» GIVEN ENTRIES
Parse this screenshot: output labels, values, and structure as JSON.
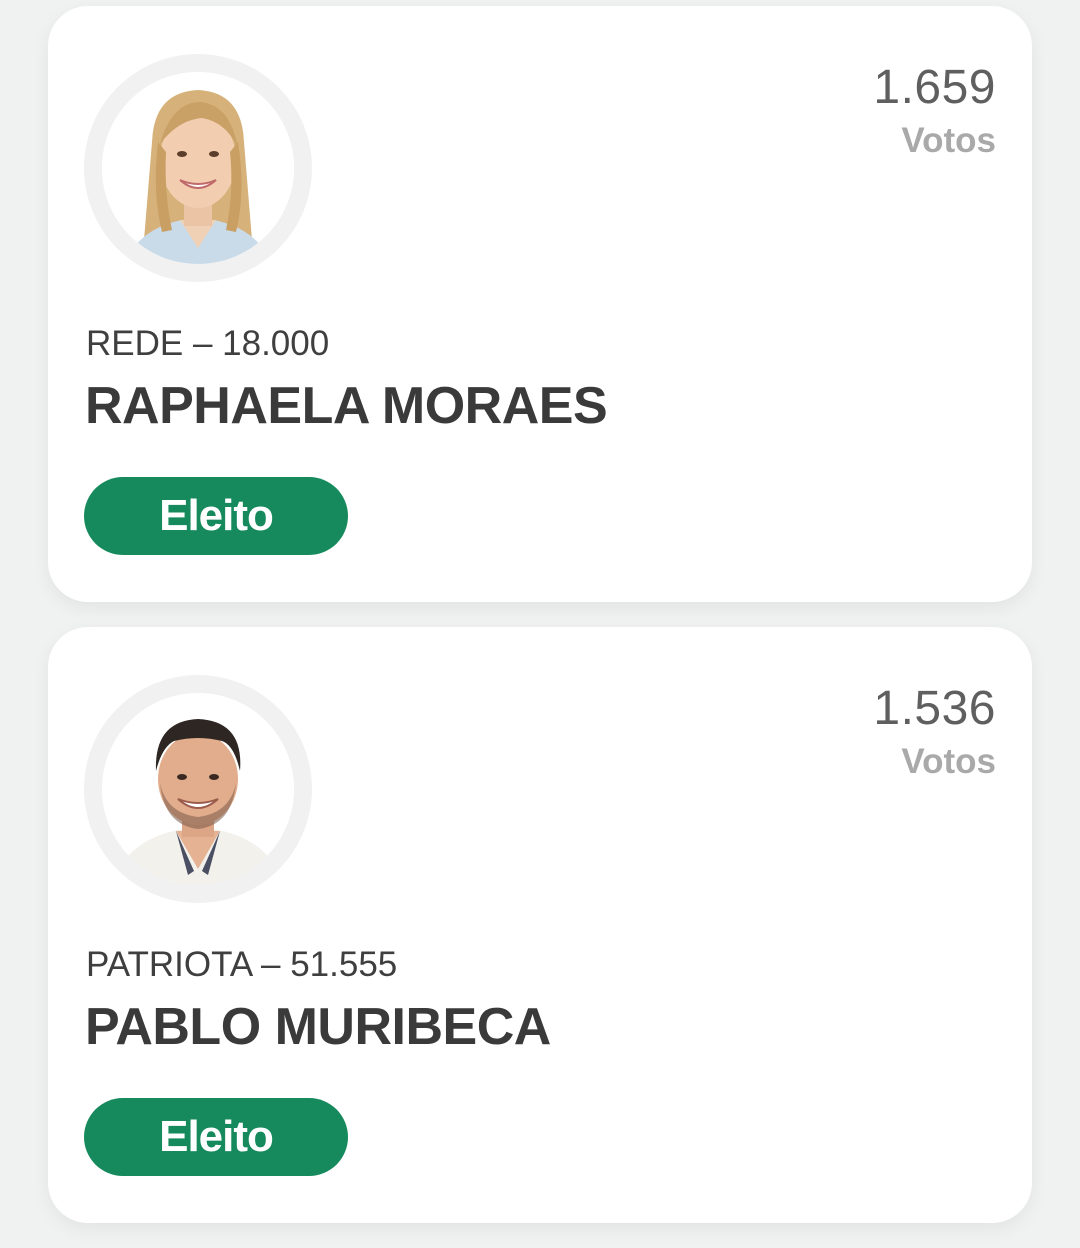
{
  "candidates": [
    {
      "votes": "1.659",
      "votes_label": "Votos",
      "party_number": "REDE – 18.000",
      "name": "RAPHAELA MORAES",
      "status": "Eleito",
      "photo": "candidate-photo-woman-blonde"
    },
    {
      "votes": "1.536",
      "votes_label": "Votos",
      "party_number": "PATRIOTA – 51.555",
      "name": "PABLO MURIBECA",
      "status": "Eleito",
      "photo": "candidate-photo-man-dark-hair"
    }
  ],
  "colors": {
    "background": "#f0f1f1",
    "card": "#ffffff",
    "elected_badge": "#168a5d",
    "votes_count": "#5f5f5f",
    "votes_label": "#a9a9a9",
    "name": "#3a3a3a"
  }
}
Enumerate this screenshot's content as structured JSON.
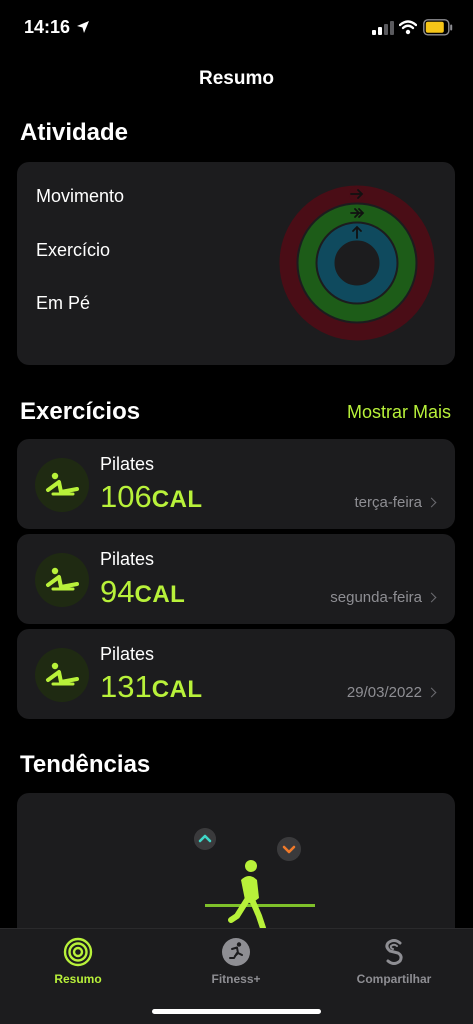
{
  "status": {
    "time": "14:16"
  },
  "nav": {
    "title": "Resumo"
  },
  "activity": {
    "title": "Atividade",
    "rings": [
      {
        "label": "Movimento",
        "color": "#e2233e",
        "progress": 0.02
      },
      {
        "label": "Exercício",
        "color": "#a6f23a",
        "progress": 0.02
      },
      {
        "label": "Em Pé",
        "color": "#33d1ea",
        "progress": 0.01
      }
    ]
  },
  "workouts": {
    "title": "Exercícios",
    "show_more": "Mostrar Mais",
    "items": [
      {
        "name": "Pilates",
        "calories": "106",
        "unit": "CAL",
        "date": "terça-feira"
      },
      {
        "name": "Pilates",
        "calories": "94",
        "unit": "CAL",
        "date": "segunda-feira"
      },
      {
        "name": "Pilates",
        "calories": "131",
        "unit": "CAL",
        "date": "29/03/2022"
      }
    ]
  },
  "trends": {
    "title": "Tendências"
  },
  "tabs": [
    {
      "label": "Resumo",
      "icon": "rings-icon",
      "active": true
    },
    {
      "label": "Fitness+",
      "icon": "running-person-icon",
      "active": false
    },
    {
      "label": "Compartilhar",
      "icon": "share-rings-icon",
      "active": false
    }
  ],
  "colors": {
    "accent": "#b8f13a",
    "card": "#1c1c1e",
    "background": "#000000"
  }
}
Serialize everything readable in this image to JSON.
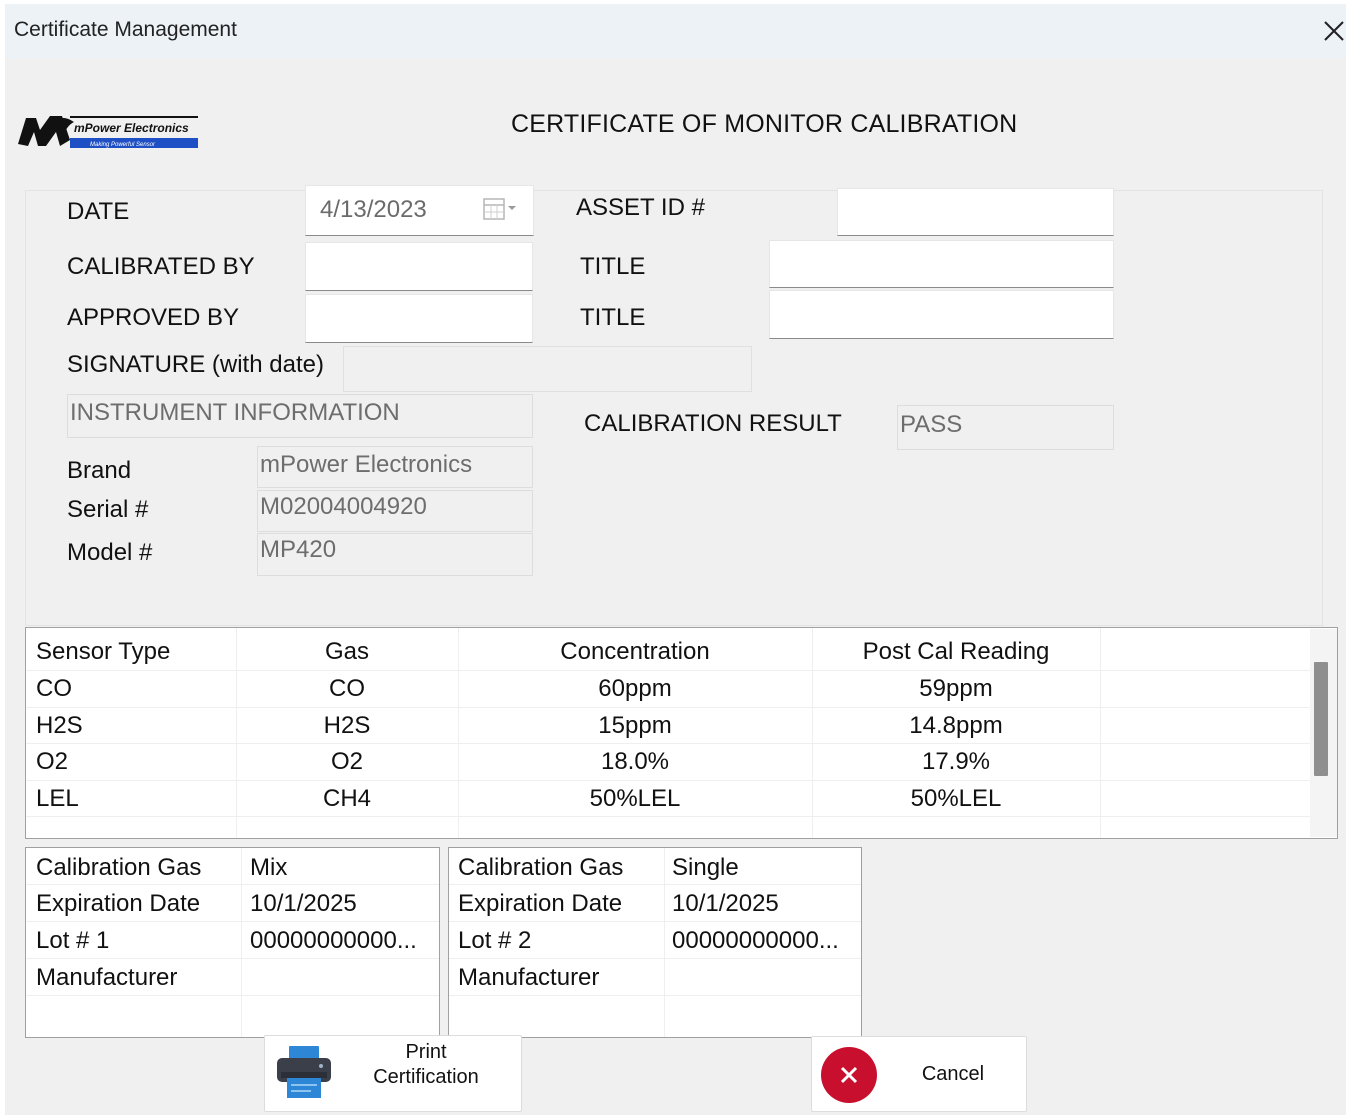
{
  "window": {
    "title": "Certificate Management"
  },
  "header": {
    "doc_title": "CERTIFICATE OF MONITOR CALIBRATION",
    "logo": {
      "brand": "mPower Electronics",
      "tagline": "Making Powerful Sensor"
    }
  },
  "form": {
    "date_label": "DATE",
    "date_value": "4/13/2023",
    "asset_id_label": "ASSET ID #",
    "asset_id_value": "",
    "calibrated_by_label": "CALIBRATED BY",
    "calibrated_by_value": "",
    "title_label_1": "TITLE",
    "title_value_1": "",
    "approved_by_label": "APPROVED BY",
    "approved_by_value": "",
    "title_label_2": "TITLE",
    "title_value_2": "",
    "signature_label": "SIGNATURE (with date)",
    "signature_value": "",
    "instrument_info_label": "INSTRUMENT INFORMATION",
    "calibration_result_label": "CALIBRATION RESULT",
    "calibration_result_value": "PASS",
    "brand_label": "Brand",
    "brand_value": "mPower Electronics",
    "serial_label": "Serial #",
    "serial_value": "M02004004920",
    "model_label": "Model #",
    "model_value": "MP420"
  },
  "sensor_table": {
    "columns": [
      "Sensor Type",
      "Gas",
      "Concentration",
      "Post Cal Reading"
    ],
    "rows": [
      [
        "CO",
        "CO",
        "60ppm",
        "59ppm"
      ],
      [
        "H2S",
        "H2S",
        "15ppm",
        "14.8ppm"
      ],
      [
        "O2",
        "O2",
        "18.0%",
        "17.9%"
      ],
      [
        "LEL",
        "CH4",
        "50%LEL",
        "50%LEL"
      ]
    ]
  },
  "gas_tables": [
    {
      "rows": [
        [
          "Calibration Gas",
          "Mix"
        ],
        [
          "Expiration Date",
          "10/1/2025"
        ],
        [
          "Lot # 1",
          "00000000000..."
        ],
        [
          "Manufacturer",
          ""
        ]
      ]
    },
    {
      "rows": [
        [
          "Calibration Gas",
          "Single"
        ],
        [
          "Expiration Date",
          "10/1/2025"
        ],
        [
          "Lot # 2",
          "00000000000..."
        ],
        [
          "Manufacturer",
          ""
        ]
      ]
    }
  ],
  "buttons": {
    "print_label_line1": "Print",
    "print_label_line2": "Certification",
    "cancel_label": "Cancel"
  },
  "colors": {
    "cancel_red": "#c8102e",
    "printer_blue": "#2e86d6",
    "logo_blue": "#1f4fc4"
  },
  "icons": {
    "close": "close-icon",
    "calendar": "calendar-icon",
    "printer": "printer-icon",
    "cancel": "cancel-x-icon"
  }
}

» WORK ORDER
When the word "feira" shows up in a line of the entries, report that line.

» ANSWER SPACE
        "date": "terça-feira"
        "date": "segunda-feira"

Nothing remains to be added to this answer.